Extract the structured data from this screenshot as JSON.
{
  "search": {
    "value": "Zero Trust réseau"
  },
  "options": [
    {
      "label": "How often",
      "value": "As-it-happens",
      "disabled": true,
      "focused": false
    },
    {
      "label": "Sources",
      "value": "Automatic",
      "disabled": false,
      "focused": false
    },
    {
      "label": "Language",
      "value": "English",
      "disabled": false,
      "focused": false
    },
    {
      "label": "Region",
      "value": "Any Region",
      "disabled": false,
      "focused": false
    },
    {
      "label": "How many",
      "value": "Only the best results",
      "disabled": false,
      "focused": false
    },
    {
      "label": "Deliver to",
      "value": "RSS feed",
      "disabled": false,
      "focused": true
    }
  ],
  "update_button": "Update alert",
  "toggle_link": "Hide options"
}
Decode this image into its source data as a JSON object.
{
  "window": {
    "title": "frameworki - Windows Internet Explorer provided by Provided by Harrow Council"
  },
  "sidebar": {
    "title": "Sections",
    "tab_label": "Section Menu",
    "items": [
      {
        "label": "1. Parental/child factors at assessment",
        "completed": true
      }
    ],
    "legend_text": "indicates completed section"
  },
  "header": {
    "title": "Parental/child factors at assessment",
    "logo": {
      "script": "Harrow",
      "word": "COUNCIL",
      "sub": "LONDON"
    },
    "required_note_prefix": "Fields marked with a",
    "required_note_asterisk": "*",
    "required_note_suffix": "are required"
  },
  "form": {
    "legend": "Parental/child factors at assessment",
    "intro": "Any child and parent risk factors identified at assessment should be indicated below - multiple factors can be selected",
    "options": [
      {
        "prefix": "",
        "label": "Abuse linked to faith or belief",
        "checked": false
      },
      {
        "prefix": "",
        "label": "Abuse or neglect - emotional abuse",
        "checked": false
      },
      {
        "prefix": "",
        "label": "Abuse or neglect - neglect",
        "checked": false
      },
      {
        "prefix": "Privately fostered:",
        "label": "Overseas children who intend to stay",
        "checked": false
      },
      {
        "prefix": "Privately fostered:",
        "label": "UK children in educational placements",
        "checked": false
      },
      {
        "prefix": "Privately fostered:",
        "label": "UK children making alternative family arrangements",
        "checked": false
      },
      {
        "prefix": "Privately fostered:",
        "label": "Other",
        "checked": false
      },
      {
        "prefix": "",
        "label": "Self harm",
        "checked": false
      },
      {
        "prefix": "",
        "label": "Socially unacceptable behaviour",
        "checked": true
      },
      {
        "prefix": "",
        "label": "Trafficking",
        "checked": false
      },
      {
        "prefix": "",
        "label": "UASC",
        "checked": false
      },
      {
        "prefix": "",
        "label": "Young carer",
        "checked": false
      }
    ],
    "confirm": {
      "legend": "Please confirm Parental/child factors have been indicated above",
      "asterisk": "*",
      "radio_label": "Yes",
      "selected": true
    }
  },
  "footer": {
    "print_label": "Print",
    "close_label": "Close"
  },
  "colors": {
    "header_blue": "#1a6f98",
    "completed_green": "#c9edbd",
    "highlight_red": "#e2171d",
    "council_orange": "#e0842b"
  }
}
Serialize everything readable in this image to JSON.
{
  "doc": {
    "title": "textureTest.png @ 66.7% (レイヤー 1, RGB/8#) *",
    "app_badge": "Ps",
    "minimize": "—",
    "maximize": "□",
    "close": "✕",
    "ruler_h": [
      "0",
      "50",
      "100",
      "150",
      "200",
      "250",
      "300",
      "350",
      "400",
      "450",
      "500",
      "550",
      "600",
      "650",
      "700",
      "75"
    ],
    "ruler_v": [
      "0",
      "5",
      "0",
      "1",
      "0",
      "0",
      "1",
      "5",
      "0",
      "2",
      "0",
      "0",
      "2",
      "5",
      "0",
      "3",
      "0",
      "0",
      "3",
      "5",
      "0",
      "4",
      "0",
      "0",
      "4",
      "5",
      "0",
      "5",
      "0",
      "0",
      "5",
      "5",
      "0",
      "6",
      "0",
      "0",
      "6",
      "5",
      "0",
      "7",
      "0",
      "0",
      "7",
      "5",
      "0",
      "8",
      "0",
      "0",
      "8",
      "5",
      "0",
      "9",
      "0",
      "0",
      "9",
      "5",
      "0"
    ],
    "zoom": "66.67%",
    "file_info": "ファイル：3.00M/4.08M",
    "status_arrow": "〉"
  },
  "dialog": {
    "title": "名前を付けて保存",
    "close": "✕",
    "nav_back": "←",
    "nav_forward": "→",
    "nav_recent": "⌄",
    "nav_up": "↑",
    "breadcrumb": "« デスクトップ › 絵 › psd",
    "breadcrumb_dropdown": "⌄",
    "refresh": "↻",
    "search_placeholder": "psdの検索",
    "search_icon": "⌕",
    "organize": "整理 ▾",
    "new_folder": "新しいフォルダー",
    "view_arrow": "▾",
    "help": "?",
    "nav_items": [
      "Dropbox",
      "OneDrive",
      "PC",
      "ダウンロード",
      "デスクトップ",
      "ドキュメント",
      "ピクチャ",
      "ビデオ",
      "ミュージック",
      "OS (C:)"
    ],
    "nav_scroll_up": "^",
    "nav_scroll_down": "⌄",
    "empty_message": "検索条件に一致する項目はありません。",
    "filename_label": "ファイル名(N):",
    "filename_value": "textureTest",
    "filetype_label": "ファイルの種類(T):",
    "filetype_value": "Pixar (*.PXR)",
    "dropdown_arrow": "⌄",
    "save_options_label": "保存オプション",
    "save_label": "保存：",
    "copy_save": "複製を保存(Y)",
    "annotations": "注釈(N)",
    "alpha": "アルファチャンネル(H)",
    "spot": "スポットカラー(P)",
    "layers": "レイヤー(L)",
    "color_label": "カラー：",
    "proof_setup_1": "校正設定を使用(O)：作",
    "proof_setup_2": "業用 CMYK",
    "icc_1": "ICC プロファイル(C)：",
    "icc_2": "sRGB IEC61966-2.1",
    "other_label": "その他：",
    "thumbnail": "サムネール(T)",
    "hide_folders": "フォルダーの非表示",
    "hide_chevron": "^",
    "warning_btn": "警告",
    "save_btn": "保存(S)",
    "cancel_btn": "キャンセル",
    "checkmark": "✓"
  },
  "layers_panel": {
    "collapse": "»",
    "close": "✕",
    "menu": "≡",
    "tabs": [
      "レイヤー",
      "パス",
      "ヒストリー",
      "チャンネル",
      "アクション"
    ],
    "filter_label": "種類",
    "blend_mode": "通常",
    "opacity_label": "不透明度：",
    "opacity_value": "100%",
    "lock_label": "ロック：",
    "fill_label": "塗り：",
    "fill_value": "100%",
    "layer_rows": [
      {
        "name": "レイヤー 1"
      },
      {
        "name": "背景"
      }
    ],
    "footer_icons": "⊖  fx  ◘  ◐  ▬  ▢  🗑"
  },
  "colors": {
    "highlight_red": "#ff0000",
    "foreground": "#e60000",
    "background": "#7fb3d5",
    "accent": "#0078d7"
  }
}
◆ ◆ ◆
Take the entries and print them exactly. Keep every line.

Extract the structured data from this screenshot as JSON.
{
  "search": {
    "value": "Zero Trust réseau"
  },
  "options": [
    {
      "label": "How often",
      "value": "As-it-happens",
      "disabled": true,
      "focused": false
    },
    {
      "label": "Sources",
      "value": "Automatic",
      "disabled": false,
      "focused": false
    },
    {
      "label": "Language",
      "value": "English",
      "disabled": false,
      "focused": false
    },
    {
      "label": "Region",
      "value": "Any Region",
      "disabled": false,
      "focused": false
    },
    {
      "label": "How many",
      "value": "Only the best results",
      "disabled": false,
      "focused": false
    },
    {
      "label": "Deliver to",
      "value": "RSS feed",
      "disabled": false,
      "focused": true
    }
  ],
  "update_button": "Update alert",
  "toggle_link": "Hide options"
}
Decode this image into its source data as a JSON object.
{
  "window": {
    "title": "frameworki - Windows Internet Explorer provided by Provided by Harrow Council"
  },
  "sidebar": {
    "title": "Sections",
    "tab_label": "Section Menu",
    "items": [
      {
        "label": "1. Parental/child factors at assessment",
        "completed": true
      }
    ],
    "legend_text": "indicates completed section"
  },
  "header": {
    "title": "Parental/child factors at assessment",
    "logo": {
      "script": "Harrow",
      "word": "COUNCIL",
      "sub": "LONDON"
    },
    "required_note_prefix": "Fields marked with a",
    "required_note_asterisk": "*",
    "required_note_suffix": "are required"
  },
  "form": {
    "legend": "Parental/child factors at assessment",
    "intro": "Any child and parent risk factors identified at assessment should be indicated below - multiple factors can be selected",
    "options": [
      {
        "prefix": "",
        "label": "Abuse linked to faith or belief",
        "checked": false
      },
      {
        "prefix": "",
        "label": "Abuse or neglect - emotional abuse",
        "checked": false
      },
      {
        "prefix": "",
        "label": "Abuse or neglect - neglect",
        "checked": false
      },
      {
        "prefix": "Privately fostered:",
        "label": "Overseas children who intend to stay",
        "checked": false
      },
      {
        "prefix": "Privately fostered:",
        "label": "UK children in educational placements",
        "checked": false
      },
      {
        "prefix": "Privately fostered:",
        "label": "UK children making alternative family arrangements",
        "checked": false
      },
      {
        "prefix": "Privately fostered:",
        "label": "Other",
        "checked": false
      },
      {
        "prefix": "",
        "label": "Self harm",
        "checked": false
      },
      {
        "prefix": "",
        "label": "Socially unacceptable behaviour",
        "checked": true
      },
      {
        "prefix": "",
        "label": "Trafficking",
        "checked": false
      },
      {
        "prefix": "",
        "label": "UASC",
        "checked": false
      },
      {
        "prefix": "",
        "label": "Young carer",
        "checked": false
      }
    ],
    "confirm": {
      "legend": "Please confirm Parental/child factors have been indicated above",
      "asterisk": "*",
      "radio_label": "Yes",
      "selected": true
    }
  },
  "footer": {
    "print_label": "Print",
    "close_label": "Close"
  },
  "colors": {
    "header_blue": "#1a6f98",
    "completed_green": "#c9edbd",
    "highlight_red": "#e2171d",
    "council_orange": "#e0842b"
  }
}
Serialize everything readable in this image to JSON.
{
  "doc": {
    "title": "textureTest.png @ 66.7% (レイヤー 1, RGB/8#) *",
    "app_badge": "Ps",
    "minimize": "—",
    "maximize": "□",
    "close": "✕",
    "ruler_h": [
      "0",
      "50",
      "100",
      "150",
      "200",
      "250",
      "300",
      "350",
      "400",
      "450",
      "500",
      "550",
      "600",
      "650",
      "700",
      "75"
    ],
    "ruler_v": [
      "0",
      "5",
      "0",
      "1",
      "0",
      "0",
      "1",
      "5",
      "0",
      "2",
      "0",
      "0",
      "2",
      "5",
      "0",
      "3",
      "0",
      "0",
      "3",
      "5",
      "0",
      "4",
      "0",
      "0",
      "4",
      "5",
      "0",
      "5",
      "0",
      "0",
      "5",
      "5",
      "0",
      "6",
      "0",
      "0",
      "6",
      "5",
      "0",
      "7",
      "0",
      "0",
      "7",
      "5",
      "0",
      "8",
      "0",
      "0",
      "8",
      "5",
      "0",
      "9",
      "0",
      "0",
      "9",
      "5",
      "0"
    ],
    "zoom": "66.67%",
    "file_info": "ファイル：3.00M/4.08M",
    "status_arrow": "〉"
  },
  "dialog": {
    "title": "名前を付けて保存",
    "close": "✕",
    "nav_back": "←",
    "nav_forward": "→",
    "nav_recent": "⌄",
    "nav_up": "↑",
    "breadcrumb": "« デスクトップ › 絵 › psd",
    "breadcrumb_dropdown": "⌄",
    "refresh": "↻",
    "search_placeholder": "psdの検索",
    "search_icon": "⌕",
    "organize": "整理 ▾",
    "new_folder": "新しいフォルダー",
    "view_arrow": "▾",
    "help": "?",
    "nav_items": [
      "Dropbox",
      "OneDrive",
      "PC",
      "ダウンロード",
      "デスクトップ",
      "ドキュメント",
      "ピクチャ",
      "ビデオ",
      "ミュージック",
      "OS (C:)"
    ],
    "nav_scroll_up": "^",
    "nav_scroll_down": "⌄",
    "empty_message": "検索条件に一致する項目はありません。",
    "filename_label": "ファイル名(N):",
    "filename_value": "textureTest",
    "filetype_label": "ファイルの種類(T):",
    "filetype_value": "Pixar (*.PXR)",
    "dropdown_arrow": "⌄",
    "save_options_label": "保存オプション",
    "save_label": "保存：",
    "copy_save": "複製を保存(Y)",
    "annotations": "注釈(N)",
    "alpha": "アルファチャンネル(H)",
    "spot": "スポットカラー(P)",
    "layers": "レイヤー(L)",
    "color_label": "カラー：",
    "proof_setup_1": "校正設定を使用(O)：作",
    "proof_setup_2": "業用 CMYK",
    "icc_1": "ICC プロファイル(C)：",
    "icc_2": "sRGB IEC61966-2.1",
    "other_label": "その他：",
    "thumbnail": "サムネール(T)",
    "hide_folders": "フォルダーの非表示",
    "hide_chevron": "^",
    "warning_btn": "警告",
    "save_btn": "保存(S)",
    "cancel_btn": "キャンセル",
    "checkmark": "✓"
  },
  "layers_panel": {
    "collapse": "»",
    "close": "✕",
    "menu": "≡",
    "tabs": [
      "レイヤー",
      "パス",
      "ヒストリー",
      "チャンネル",
      "アクション"
    ],
    "filter_label": "種類",
    "blend_mode": "通常",
    "opacity_label": "不透明度：",
    "opacity_value": "100%",
    "lock_label": "ロック：",
    "fill_label": "塗り：",
    "fill_value": "100%",
    "layer_rows": [
      {
        "name": "レイヤー 1"
      },
      {
        "name": "背景"
      }
    ],
    "footer_icons": "⊖  fx  ◘  ◐  ▬  ▢  🗑"
  },
  "colors": {
    "highlight_red": "#ff0000",
    "foreground": "#e60000",
    "background": "#7fb3d5",
    "accent": "#0078d7"
  }
}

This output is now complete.